(Material for this exercise):
☆ ☆ ☆
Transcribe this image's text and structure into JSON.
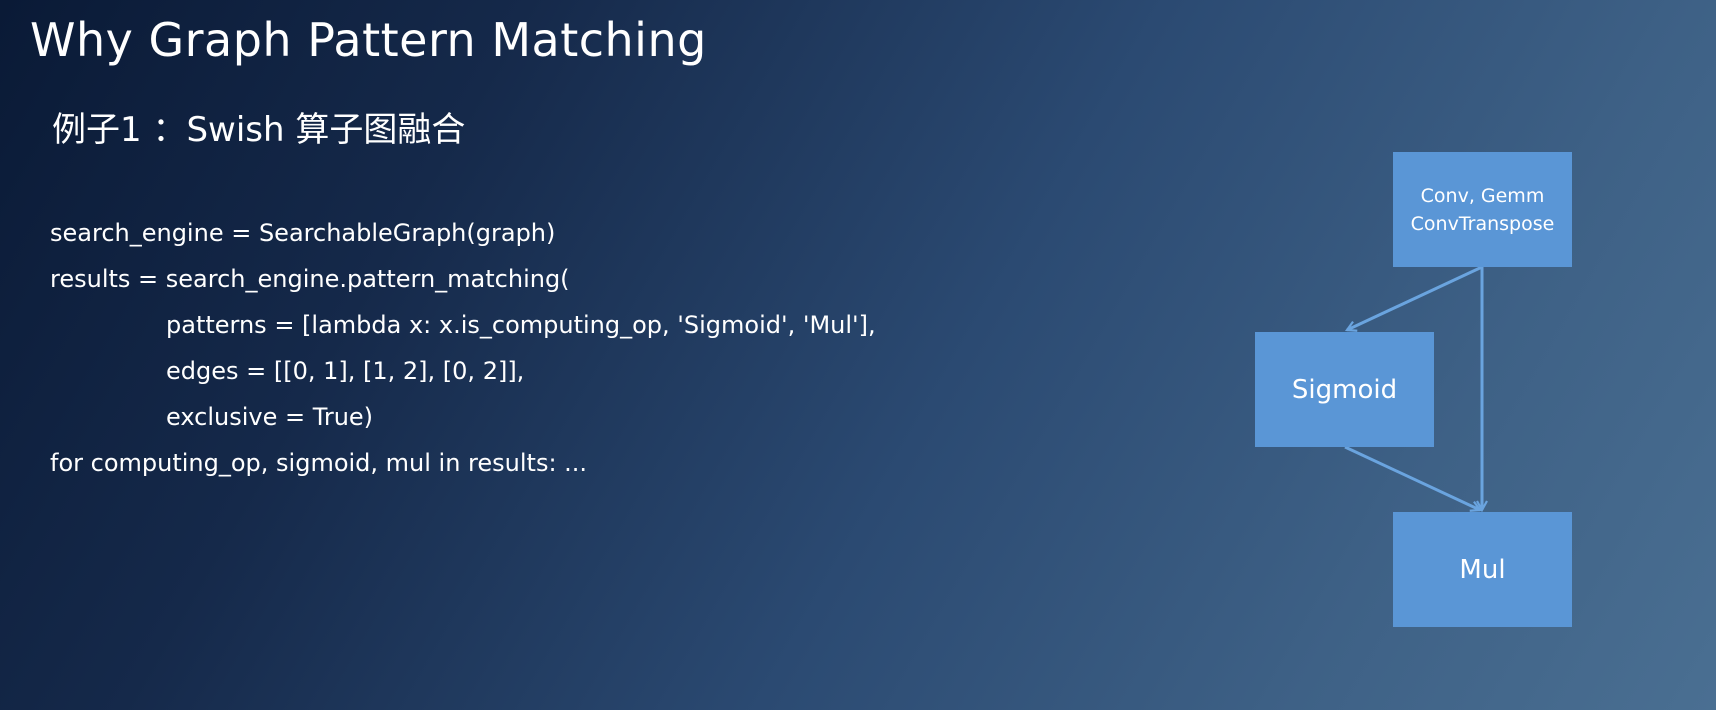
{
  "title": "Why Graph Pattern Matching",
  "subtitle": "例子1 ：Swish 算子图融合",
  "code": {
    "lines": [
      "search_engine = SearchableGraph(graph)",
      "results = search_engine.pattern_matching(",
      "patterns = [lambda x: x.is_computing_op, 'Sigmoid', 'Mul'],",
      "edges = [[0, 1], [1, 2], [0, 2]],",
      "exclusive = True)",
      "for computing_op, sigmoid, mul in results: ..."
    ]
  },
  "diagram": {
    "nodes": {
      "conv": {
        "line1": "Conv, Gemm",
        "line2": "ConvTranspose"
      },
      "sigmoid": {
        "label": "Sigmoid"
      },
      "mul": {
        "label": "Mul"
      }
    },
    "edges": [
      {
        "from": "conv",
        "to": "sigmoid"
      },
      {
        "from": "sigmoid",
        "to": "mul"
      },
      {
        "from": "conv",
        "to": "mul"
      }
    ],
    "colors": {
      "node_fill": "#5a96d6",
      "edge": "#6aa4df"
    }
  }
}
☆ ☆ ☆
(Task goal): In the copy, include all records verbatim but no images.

(Response area):
Transcribe this image's text and structure into JSON.
{
  "title": "Why Graph Pattern Matching",
  "subtitle": "例子1 ：Swish 算子图融合",
  "code": {
    "lines": [
      "search_engine = SearchableGraph(graph)",
      "results = search_engine.pattern_matching(",
      "patterns = [lambda x: x.is_computing_op, 'Sigmoid', 'Mul'],",
      "edges = [[0, 1], [1, 2], [0, 2]],",
      "exclusive = True)",
      "for computing_op, sigmoid, mul in results: ..."
    ]
  },
  "diagram": {
    "nodes": {
      "conv": {
        "line1": "Conv, Gemm",
        "line2": "ConvTranspose"
      },
      "sigmoid": {
        "label": "Sigmoid"
      },
      "mul": {
        "label": "Mul"
      }
    },
    "edges": [
      {
        "from": "conv",
        "to": "sigmoid"
      },
      {
        "from": "sigmoid",
        "to": "mul"
      },
      {
        "from": "conv",
        "to": "mul"
      }
    ],
    "colors": {
      "node_fill": "#5a96d6",
      "edge": "#6aa4df"
    }
  }
}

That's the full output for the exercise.